The young man’s self-confidence is incredible. Last year, in front of 100,000 fanatic home fans in Valencia, he had to finish the final race of the season no worse than third to become the youngest world champion in history. Marc tapped his team boss on the shoulder before the start and said reassuringly, “Don’t worry. Even if you tied one hand behind my back, I’d finish third.” First was Jorge Lorenzo, second Dani Pedrosa and third Marc Márquez. No risk taken, but he got the job done.
He works well with his teammate Pedrosa, who, traditionally, ought to be his greatest rival. “They get on, they have a laugh, they even go and eat together,” says Suppo. Such camaraderie between competing teammates is unthinkable in other sports. The key to it here is probably mutual respect, helped by the fact that they’re in an extremely dangerous sport and so reliant on one another when they’re going wheel-to-wheel at 350kph and there’s no carbon chassis to protect the body if something goes wrong. It wasn’t always like this, though. The two had a few nasty scrapes as they fought for the lead in the championship last season and for a while there seemed to be trouble in the air. There’s no evidence of it now. They talked it through, man to man, says Suppo, who expresses his “respect for the way the two of them dealt with the situation”.
Dani Pedrosa has been at the top of MotoGP for a decade and is the wiliest rider in the field after Valentino Rossi. Marc’s current advantage, says Pedrosa, comes because he “isn’t just quick; he’s hard to overtake, too. He brakes when he’s already leaning way over to come into the corner, which makes him very wide. There’s no way of getting around him on the outside. The only chance you have is to come in on his inside as you brake – but then you’ve still got to make the corner.” Stefan Bradl agrees: “We’re all trying to crack him, but no one’s worked out how yet.”
Maybe it’s down to training on dirt tracks, where Marc got used to riding sliding motorbikes. “Marc has perfected braking with his leg splayed out wide,” says Klaus Nöhles. “He props himself up with a leg on the tarmac, while the bike seems to dance and career out of control. Look closely and you can see that he is only guiding the bike very loosely, letting it find its own way, rather than clinging onto it for dear life like the other riders seem to. It’s as if Marc has greater faith in his bike’s abilities than the others do.”

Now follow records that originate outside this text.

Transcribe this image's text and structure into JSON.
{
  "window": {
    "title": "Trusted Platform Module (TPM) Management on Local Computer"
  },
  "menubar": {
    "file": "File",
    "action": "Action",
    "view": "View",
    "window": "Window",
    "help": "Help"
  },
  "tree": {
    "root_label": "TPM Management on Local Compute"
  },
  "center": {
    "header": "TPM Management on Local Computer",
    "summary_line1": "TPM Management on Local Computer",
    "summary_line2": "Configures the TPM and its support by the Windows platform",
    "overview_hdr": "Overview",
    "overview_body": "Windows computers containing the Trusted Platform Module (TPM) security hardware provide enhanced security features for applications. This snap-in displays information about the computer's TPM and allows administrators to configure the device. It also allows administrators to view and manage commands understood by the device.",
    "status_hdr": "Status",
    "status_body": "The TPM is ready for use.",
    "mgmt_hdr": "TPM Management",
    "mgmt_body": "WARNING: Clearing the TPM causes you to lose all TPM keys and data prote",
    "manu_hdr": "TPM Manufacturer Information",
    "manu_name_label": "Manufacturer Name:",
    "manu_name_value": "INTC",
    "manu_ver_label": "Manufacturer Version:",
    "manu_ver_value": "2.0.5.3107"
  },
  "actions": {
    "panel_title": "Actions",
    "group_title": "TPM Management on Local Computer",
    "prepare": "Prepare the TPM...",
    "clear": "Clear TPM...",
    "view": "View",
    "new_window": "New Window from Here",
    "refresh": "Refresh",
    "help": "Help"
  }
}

In addition to his consistent brilliance, there are magic Márquez moments where, out of nowhere, he manages to get one over the rest of the field, almost as if for fun, sapping spirits even more. Such as securing pole position by a large margin on a circuit that favours Yamaha bikes – the kind with quick, open corners – ahead of three Yamahas and a Ducati, and then the other Hondas. And what does he have to say about that? A grin all over his face.
Whoever gets a MotoGP pole receives a watch from a sponsor. Marc keeps the first one each year for himself. He gives the second to his father, then he works his way through the team. Engineer Santi Hernandez now has four and always wears the most recent one. The others are in his flat in London, where he also has a signed helmet from last year’s world championship title. “One day,” says Hernandez, “one day, I’ll look back and won’t be able to believe that I was part of all this and got to work with someone like Marc.”
Who can stop him going to greater success if even his rivals barely think they have a chance? Team boss Suppo knows. “Having a short, successful career is one thing. Having a long successful one is something else completely. Marc has what it takes to be even more successful than Valentino Rossi. The only think that could possibly get in his way is if he falls in love with some stunning Brazilian and she whisks him off to a desert island.”